"We are keeping and honouring all the existing exploration permits that will see drilling potentially until the 2060s," she said. "But what we have to be doing is planning for those communities that rely on fossil fuels as their source of revenue and jobs.
"We are not a government that is prepared to cross our fingers and hope for the best. We know that we need to start that long-term transition planning now and that is exactly what we're doing."
The report acknowledges it has not been able to take account of technological changes here and in other countries which will reduce emissions and dependence on oil and gas, she said.
"All the evidence is pointing to the fact the Chinese have peaked their emissions ahead of their Paris targets. I was in China last week - the speed at which that economy is decarbonising and looking to renewables is phenomenal."
Petroleum Exploration and Production Association of New Zealand CEO Cameron Madgwick said the decision is clearly a political one and the numbers are "pretty robust".
"Some of the ranges in the report are up to $23 billion ... that was the equivalent of employing 5000 more nurses and 5000 more teachers for 35 years.
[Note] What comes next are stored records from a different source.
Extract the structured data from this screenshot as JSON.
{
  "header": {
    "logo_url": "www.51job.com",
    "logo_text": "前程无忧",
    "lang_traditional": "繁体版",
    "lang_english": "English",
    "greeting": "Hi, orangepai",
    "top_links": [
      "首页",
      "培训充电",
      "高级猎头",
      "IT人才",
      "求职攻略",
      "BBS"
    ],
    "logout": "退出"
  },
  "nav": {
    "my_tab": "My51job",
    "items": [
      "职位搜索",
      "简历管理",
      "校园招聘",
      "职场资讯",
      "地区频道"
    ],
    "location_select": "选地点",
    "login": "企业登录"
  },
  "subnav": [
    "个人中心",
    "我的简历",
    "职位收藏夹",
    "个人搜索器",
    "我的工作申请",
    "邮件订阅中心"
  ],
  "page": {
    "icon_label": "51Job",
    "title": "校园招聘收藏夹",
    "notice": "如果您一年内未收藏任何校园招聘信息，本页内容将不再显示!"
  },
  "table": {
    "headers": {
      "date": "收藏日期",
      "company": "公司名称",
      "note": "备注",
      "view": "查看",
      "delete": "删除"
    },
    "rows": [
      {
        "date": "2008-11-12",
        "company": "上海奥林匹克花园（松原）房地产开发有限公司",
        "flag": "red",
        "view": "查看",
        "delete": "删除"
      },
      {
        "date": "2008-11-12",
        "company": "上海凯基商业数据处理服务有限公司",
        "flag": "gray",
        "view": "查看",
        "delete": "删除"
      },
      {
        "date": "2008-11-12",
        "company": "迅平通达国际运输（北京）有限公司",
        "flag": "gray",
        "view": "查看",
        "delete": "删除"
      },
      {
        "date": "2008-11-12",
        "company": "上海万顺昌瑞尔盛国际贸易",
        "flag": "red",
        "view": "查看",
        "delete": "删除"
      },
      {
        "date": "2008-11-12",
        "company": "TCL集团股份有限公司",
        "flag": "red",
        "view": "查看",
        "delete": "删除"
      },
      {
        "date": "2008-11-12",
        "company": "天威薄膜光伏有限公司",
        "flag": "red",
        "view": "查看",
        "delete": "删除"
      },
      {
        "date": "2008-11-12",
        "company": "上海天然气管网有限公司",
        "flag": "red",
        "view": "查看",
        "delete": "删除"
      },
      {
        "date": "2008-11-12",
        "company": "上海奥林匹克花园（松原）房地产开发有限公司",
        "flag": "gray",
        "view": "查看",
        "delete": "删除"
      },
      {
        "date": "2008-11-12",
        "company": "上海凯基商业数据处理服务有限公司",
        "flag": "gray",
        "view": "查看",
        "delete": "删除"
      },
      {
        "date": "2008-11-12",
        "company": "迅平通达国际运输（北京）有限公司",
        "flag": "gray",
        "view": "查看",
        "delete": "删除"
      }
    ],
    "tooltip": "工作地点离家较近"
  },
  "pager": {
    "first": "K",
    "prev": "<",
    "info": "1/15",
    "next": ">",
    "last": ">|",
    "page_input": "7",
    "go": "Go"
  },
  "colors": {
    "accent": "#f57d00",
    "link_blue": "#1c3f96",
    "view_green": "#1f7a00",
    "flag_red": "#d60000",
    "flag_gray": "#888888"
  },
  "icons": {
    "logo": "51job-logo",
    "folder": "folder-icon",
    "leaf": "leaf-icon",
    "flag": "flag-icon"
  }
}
These are significant sums of money that New Zealand is going to miss out on.
"Whichever way you look at it, whether it's the midpoint $7.9 billion, the $23.5 billion highpoint, or the $1 billion low point, these are lost revenues for New Zealand, and New Zealanders, that will need to be found somewhere else," he said.
To reduce emissions you need to reduce the demand, he said.
"One of our very large users of gas in New Zealand creates methanol and they use gas to do that," he said. "The next most logical producer of methanol globally, which is a growing commodity, is from China using coal. Coal has twice the emissions of gas. This is simple science.
"It's time for an urgent reconsideration of this. This was clearly a political decision made without the benefit of any robust science or evidence. That's now clearly available from their own trusted officials."
The National Party said the decision to go ahead with a ban is "appalling".
National leader Simon Bridges said estimates of the economic loss to New Zealand due to the government's new approach on oil and gas were greatly underestimated.
He said even taking the midpoint of $8 billion was not looking at the whole picture.
"So in fact in terms of jobs, in terms of growth and profits, we're actually talking about tens and tens of billions that are lost to us. And there comes a point in time, if you do things like that, and if you haven't got other things happening, it has a real affect on our country, on how we go and the prosperity that we have."
Mr Bridges said in light of the economic damage this policy would cause, he was urging the government to reconsider.